Input for this task
****************************************

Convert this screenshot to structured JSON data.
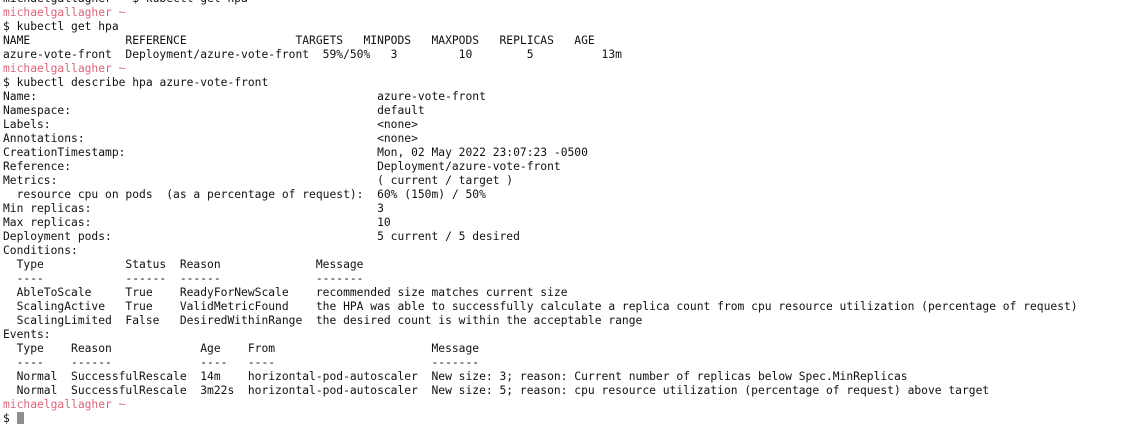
{
  "terminal": {
    "lines": [
      {
        "kind": "output",
        "text": "michaelgallagher ~ $ kubectl get hpa"
      },
      {
        "kind": "prompt",
        "user": "michaelgallagher ~"
      },
      {
        "kind": "command",
        "symbol": "$",
        "text": "kubectl get hpa"
      },
      {
        "kind": "output",
        "text": "NAME              REFERENCE                TARGETS   MINPODS   MAXPODS   REPLICAS   AGE"
      },
      {
        "kind": "output",
        "text": "azure-vote-front  Deployment/azure-vote-front  59%/50%   3         10        5          13m"
      },
      {
        "kind": "prompt",
        "user": "michaelgallagher ~"
      },
      {
        "kind": "command",
        "symbol": "$",
        "text": "kubectl describe hpa azure-vote-front"
      },
      {
        "kind": "output",
        "text": "Name:                                                  azure-vote-front"
      },
      {
        "kind": "output",
        "text": "Namespace:                                             default"
      },
      {
        "kind": "output",
        "text": "Labels:                                                <none>"
      },
      {
        "kind": "output",
        "text": "Annotations:                                           <none>"
      },
      {
        "kind": "output",
        "text": "CreationTimestamp:                                     Mon, 02 May 2022 23:07:23 -0500"
      },
      {
        "kind": "output",
        "text": "Reference:                                             Deployment/azure-vote-front"
      },
      {
        "kind": "output",
        "text": "Metrics:                                               ( current / target )"
      },
      {
        "kind": "output",
        "text": "  resource cpu on pods  (as a percentage of request):  60% (150m) / 50%"
      },
      {
        "kind": "output",
        "text": "Min replicas:                                          3"
      },
      {
        "kind": "output",
        "text": "Max replicas:                                          10"
      },
      {
        "kind": "output",
        "text": "Deployment pods:                                       5 current / 5 desired"
      },
      {
        "kind": "output",
        "text": "Conditions:"
      },
      {
        "kind": "output",
        "text": "  Type            Status  Reason              Message"
      },
      {
        "kind": "output",
        "text": "  ----            ------  ------              -------"
      },
      {
        "kind": "output",
        "text": "  AbleToScale     True    ReadyForNewScale    recommended size matches current size"
      },
      {
        "kind": "output",
        "text": "  ScalingActive   True    ValidMetricFound    the HPA was able to successfully calculate a replica count from cpu resource utilization (percentage of request)"
      },
      {
        "kind": "output",
        "text": "  ScalingLimited  False   DesiredWithinRange  the desired count is within the acceptable range"
      },
      {
        "kind": "output",
        "text": "Events:"
      },
      {
        "kind": "output",
        "text": "  Type    Reason             Age    From                       Message"
      },
      {
        "kind": "output",
        "text": "  ----    ------             ----   ----                       -------"
      },
      {
        "kind": "output",
        "text": "  Normal  SuccessfulRescale  14m    horizontal-pod-autoscaler  New size: 3; reason: Current number of replicas below Spec.MinReplicas"
      },
      {
        "kind": "output",
        "text": "  Normal  SuccessfulRescale  3m22s  horizontal-pod-autoscaler  New size: 5; reason: cpu resource utilization (percentage of request) above target"
      },
      {
        "kind": "prompt",
        "user": "michaelgallagher ~"
      },
      {
        "kind": "input",
        "symbol": "$",
        "text": ""
      }
    ]
  }
}
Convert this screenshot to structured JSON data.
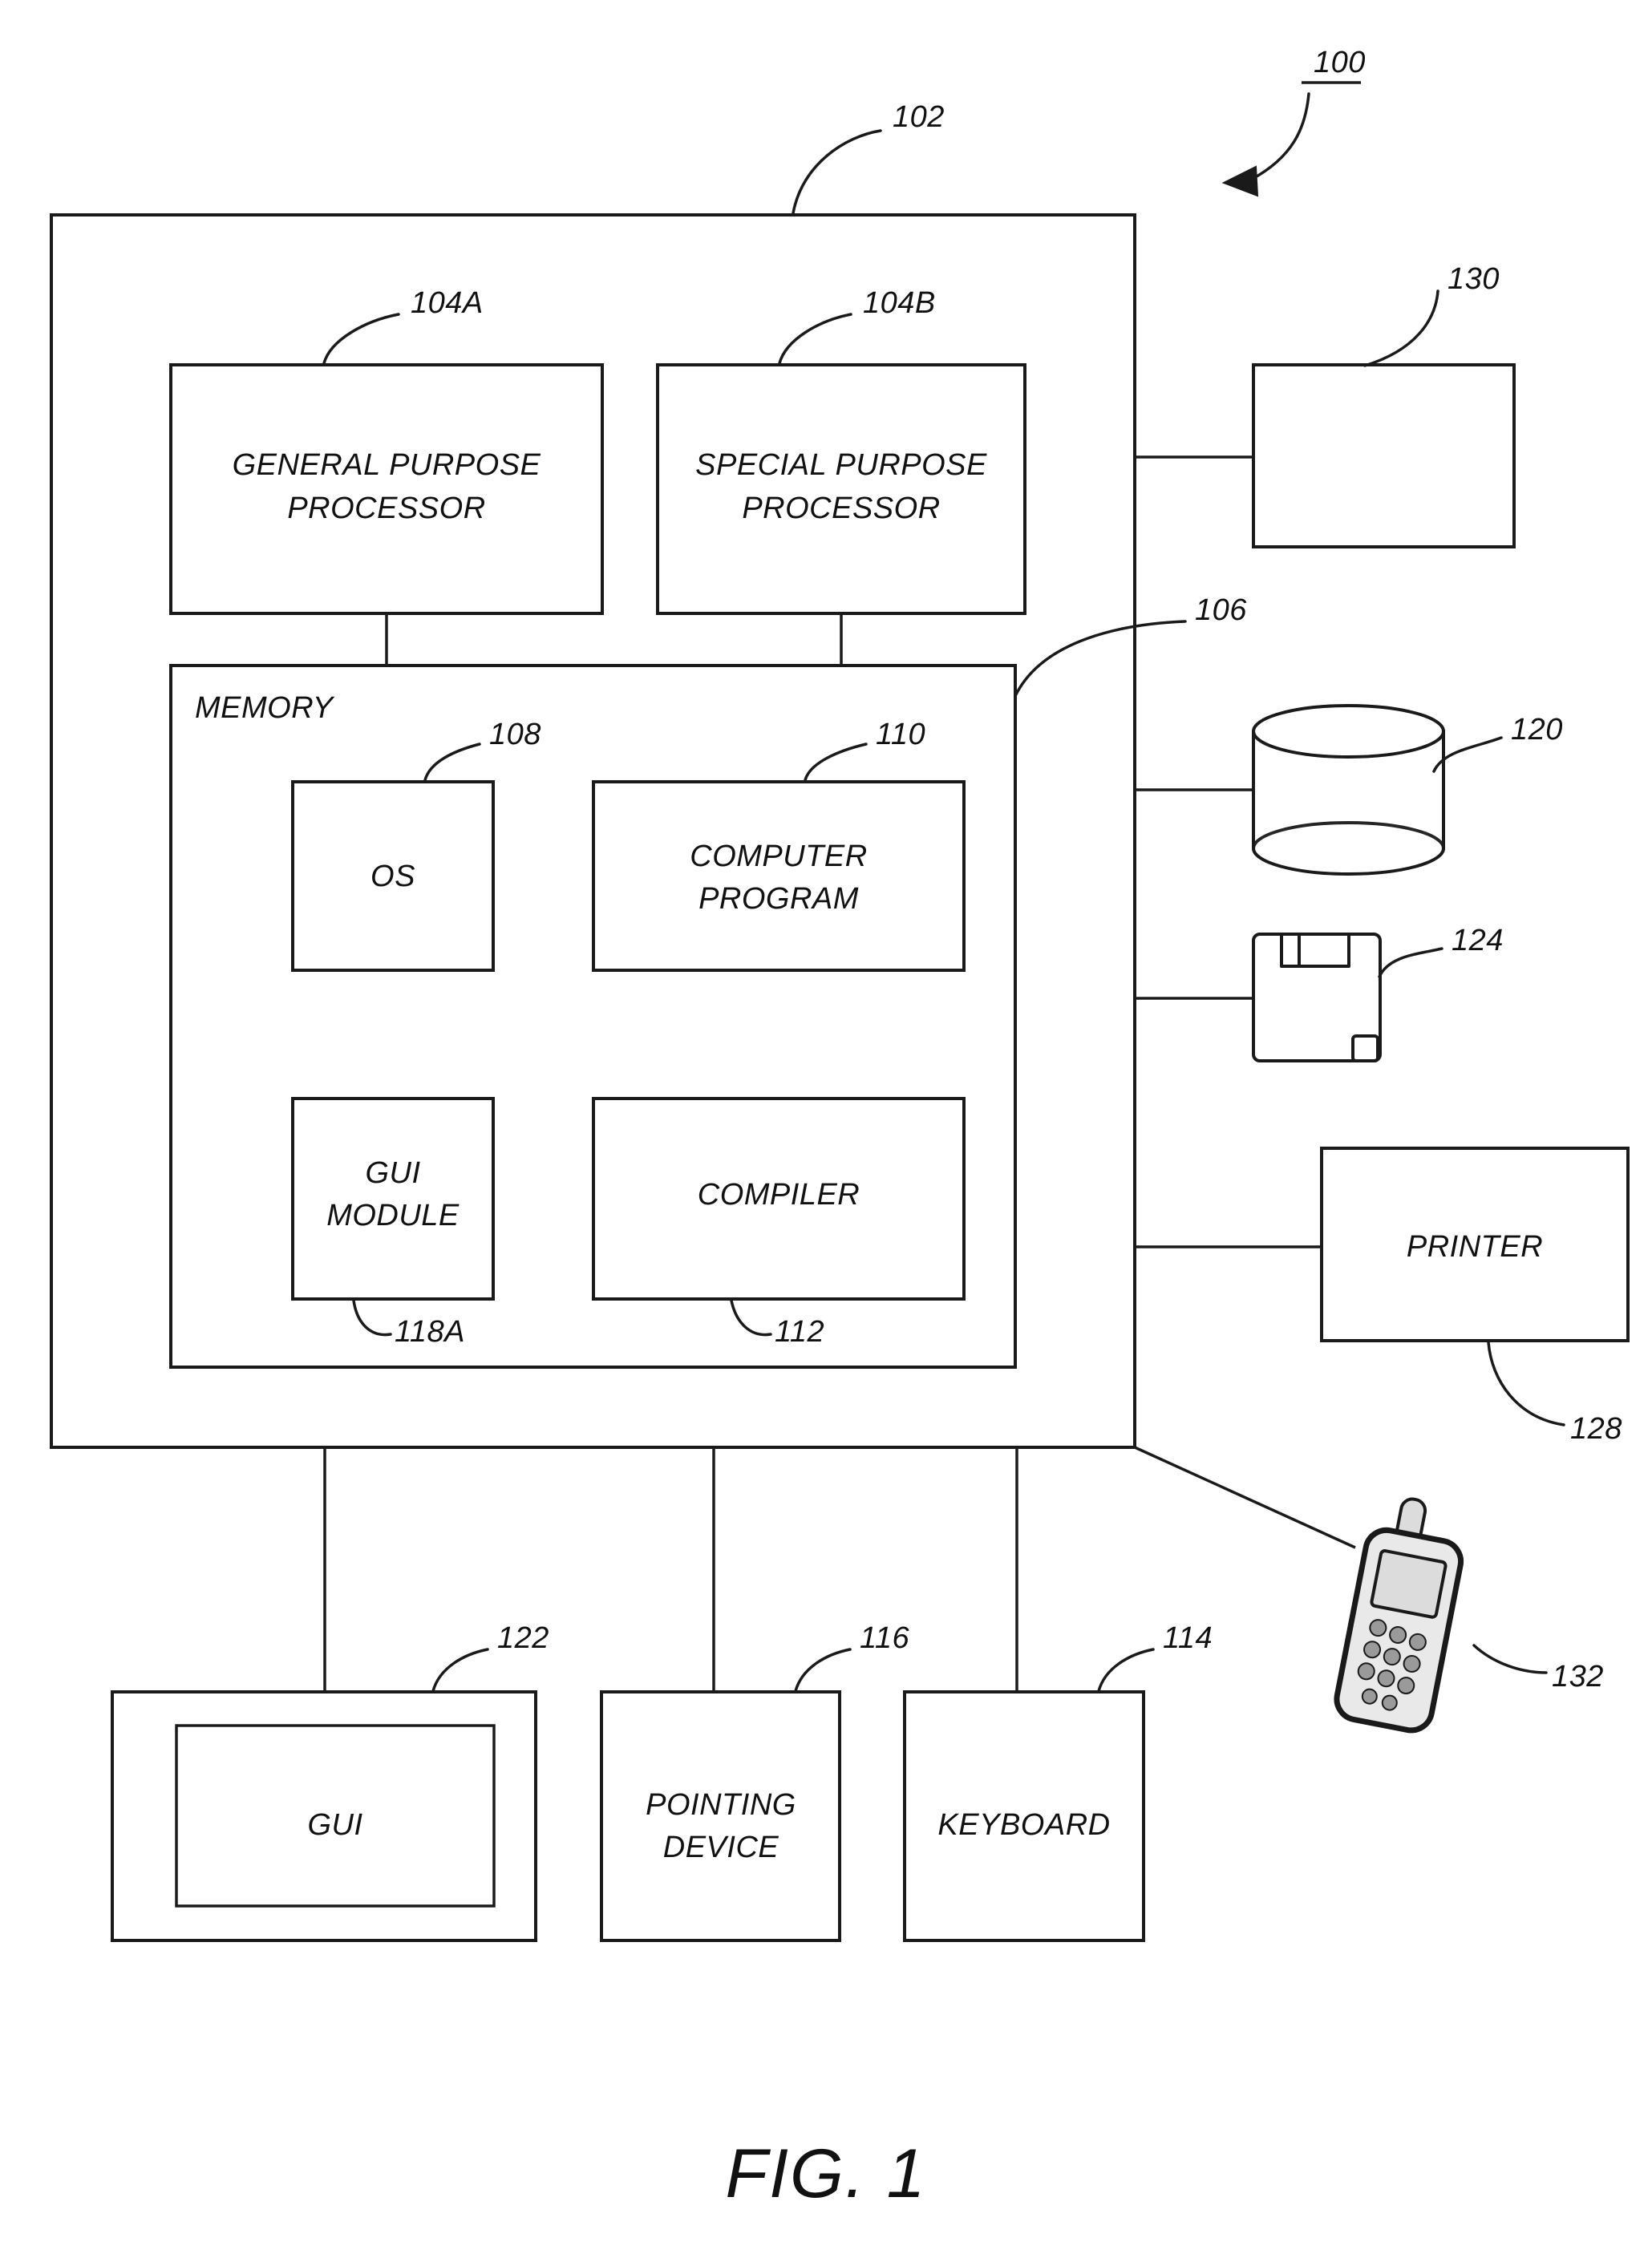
{
  "figure": {
    "caption": "FIG. 1",
    "overall_ref": "100"
  },
  "system": {
    "computer_ref": "102",
    "blocks": [
      {
        "id": "general-purpose-processor",
        "label_line1": "GENERAL PURPOSE",
        "label_line2": "PROCESSOR",
        "ref": "104A"
      },
      {
        "id": "special-purpose-processor",
        "label_line1": "SPECIAL PURPOSE",
        "label_line2": "PROCESSOR",
        "ref": "104B"
      },
      {
        "id": "memory",
        "label_line1": "MEMORY",
        "label_line2": "",
        "ref": "106"
      },
      {
        "id": "os",
        "label_line1": "OS",
        "label_line2": "",
        "ref": "108"
      },
      {
        "id": "computer-program",
        "label_line1": "COMPUTER",
        "label_line2": "PROGRAM",
        "ref": "110"
      },
      {
        "id": "gui-module",
        "label_line1": "GUI",
        "label_line2": "MODULE",
        "ref": "118A"
      },
      {
        "id": "compiler",
        "label_line1": "COMPILER",
        "label_line2": "",
        "ref": "112"
      }
    ]
  },
  "peripherals": [
    {
      "id": "unlabeled-device",
      "label": "",
      "ref": "130",
      "icon": "rectangle-icon"
    },
    {
      "id": "data-storage",
      "label": "",
      "ref": "120",
      "icon": "cylinder-database-icon"
    },
    {
      "id": "removable-media",
      "label": "",
      "ref": "124",
      "icon": "floppy-disk-icon"
    },
    {
      "id": "printer",
      "label": "PRINTER",
      "ref": "128",
      "icon": "printer-box-icon"
    },
    {
      "id": "mobile-device",
      "label": "",
      "ref": "132",
      "icon": "mobile-phone-icon"
    }
  ],
  "io_devices": [
    {
      "id": "gui-display",
      "label": "GUI",
      "ref": "122"
    },
    {
      "id": "pointing-device",
      "label_line1": "POINTING",
      "label_line2": "DEVICE",
      "ref": "116"
    },
    {
      "id": "keyboard",
      "label": "KEYBOARD",
      "ref": "114"
    }
  ],
  "colors": {
    "ink": "#1a1a1a",
    "background": "#ffffff",
    "phone_fill": "#e9e9e9"
  }
}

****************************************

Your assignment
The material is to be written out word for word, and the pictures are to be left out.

Response area
Convert this screenshot to structured JSON data.
{
  "terminal": {
    "lines": [
      {
        "kind": "output",
        "text": "michaelgallagher ~ $ kubectl get hpa"
      },
      {
        "kind": "prompt",
        "user": "michaelgallagher ~"
      },
      {
        "kind": "command",
        "symbol": "$",
        "text": "kubectl get hpa"
      },
      {
        "kind": "output",
        "text": "NAME              REFERENCE                TARGETS   MINPODS   MAXPODS   REPLICAS   AGE"
      },
      {
        "kind": "output",
        "text": "azure-vote-front  Deployment/azure-vote-front  59%/50%   3         10        5          13m"
      },
      {
        "kind": "prompt",
        "user": "michaelgallagher ~"
      },
      {
        "kind": "command",
        "symbol": "$",
        "text": "kubectl describe hpa azure-vote-front"
      },
      {
        "kind": "output",
        "text": "Name:                                                  azure-vote-front"
      },
      {
        "kind": "output",
        "text": "Namespace:                                             default"
      },
      {
        "kind": "output",
        "text": "Labels:                                                <none>"
      },
      {
        "kind": "output",
        "text": "Annotations:                                           <none>"
      },
      {
        "kind": "output",
        "text": "CreationTimestamp:                                     Mon, 02 May 2022 23:07:23 -0500"
      },
      {
        "kind": "output",
        "text": "Reference:                                             Deployment/azure-vote-front"
      },
      {
        "kind": "output",
        "text": "Metrics:                                               ( current / target )"
      },
      {
        "kind": "output",
        "text": "  resource cpu on pods  (as a percentage of request):  60% (150m) / 50%"
      },
      {
        "kind": "output",
        "text": "Min replicas:                                          3"
      },
      {
        "kind": "output",
        "text": "Max replicas:                                          10"
      },
      {
        "kind": "output",
        "text": "Deployment pods:                                       5 current / 5 desired"
      },
      {
        "kind": "output",
        "text": "Conditions:"
      },
      {
        "kind": "output",
        "text": "  Type            Status  Reason              Message"
      },
      {
        "kind": "output",
        "text": "  ----            ------  ------              -------"
      },
      {
        "kind": "output",
        "text": "  AbleToScale     True    ReadyForNewScale    recommended size matches current size"
      },
      {
        "kind": "output",
        "text": "  ScalingActive   True    ValidMetricFound    the HPA was able to successfully calculate a replica count from cpu resource utilization (percentage of request)"
      },
      {
        "kind": "output",
        "text": "  ScalingLimited  False   DesiredWithinRange  the desired count is within the acceptable range"
      },
      {
        "kind": "output",
        "text": "Events:"
      },
      {
        "kind": "output",
        "text": "  Type    Reason             Age    From                       Message"
      },
      {
        "kind": "output",
        "text": "  ----    ------             ----   ----                       -------"
      },
      {
        "kind": "output",
        "text": "  Normal  SuccessfulRescale  14m    horizontal-pod-autoscaler  New size: 3; reason: Current number of replicas below Spec.MinReplicas"
      },
      {
        "kind": "output",
        "text": "  Normal  SuccessfulRescale  3m22s  horizontal-pod-autoscaler  New size: 5; reason: cpu resource utilization (percentage of request) above target"
      },
      {
        "kind": "prompt",
        "user": "michaelgallagher ~"
      },
      {
        "kind": "input",
        "symbol": "$",
        "text": ""
      }
    ]
  }
}
Convert this screenshot to structured JSON data.
{
  "figure": {
    "caption": "FIG. 1",
    "overall_ref": "100"
  },
  "system": {
    "computer_ref": "102",
    "blocks": [
      {
        "id": "general-purpose-processor",
        "label_line1": "GENERAL PURPOSE",
        "label_line2": "PROCESSOR",
        "ref": "104A"
      },
      {
        "id": "special-purpose-processor",
        "label_line1": "SPECIAL PURPOSE",
        "label_line2": "PROCESSOR",
        "ref": "104B"
      },
      {
        "id": "memory",
        "label_line1": "MEMORY",
        "label_line2": "",
        "ref": "106"
      },
      {
        "id": "os",
        "label_line1": "OS",
        "label_line2": "",
        "ref": "108"
      },
      {
        "id": "computer-program",
        "label_line1": "COMPUTER",
        "label_line2": "PROGRAM",
        "ref": "110"
      },
      {
        "id": "gui-module",
        "label_line1": "GUI",
        "label_line2": "MODULE",
        "ref": "118A"
      },
      {
        "id": "compiler",
        "label_line1": "COMPILER",
        "label_line2": "",
        "ref": "112"
      }
    ]
  },
  "peripherals": [
    {
      "id": "unlabeled-device",
      "label": "",
      "ref": "130",
      "icon": "rectangle-icon"
    },
    {
      "id": "data-storage",
      "label": "",
      "ref": "120",
      "icon": "cylinder-database-icon"
    },
    {
      "id": "removable-media",
      "label": "",
      "ref": "124",
      "icon": "floppy-disk-icon"
    },
    {
      "id": "printer",
      "label": "PRINTER",
      "ref": "128",
      "icon": "printer-box-icon"
    },
    {
      "id": "mobile-device",
      "label": "",
      "ref": "132",
      "icon": "mobile-phone-icon"
    }
  ],
  "io_devices": [
    {
      "id": "gui-display",
      "label": "GUI",
      "ref": "122"
    },
    {
      "id": "pointing-device",
      "label_line1": "POINTING",
      "label_line2": "DEVICE",
      "ref": "116"
    },
    {
      "id": "keyboard",
      "label": "KEYBOARD",
      "ref": "114"
    }
  ],
  "colors": {
    "ink": "#1a1a1a",
    "background": "#ffffff",
    "phone_fill": "#e9e9e9"
  }
}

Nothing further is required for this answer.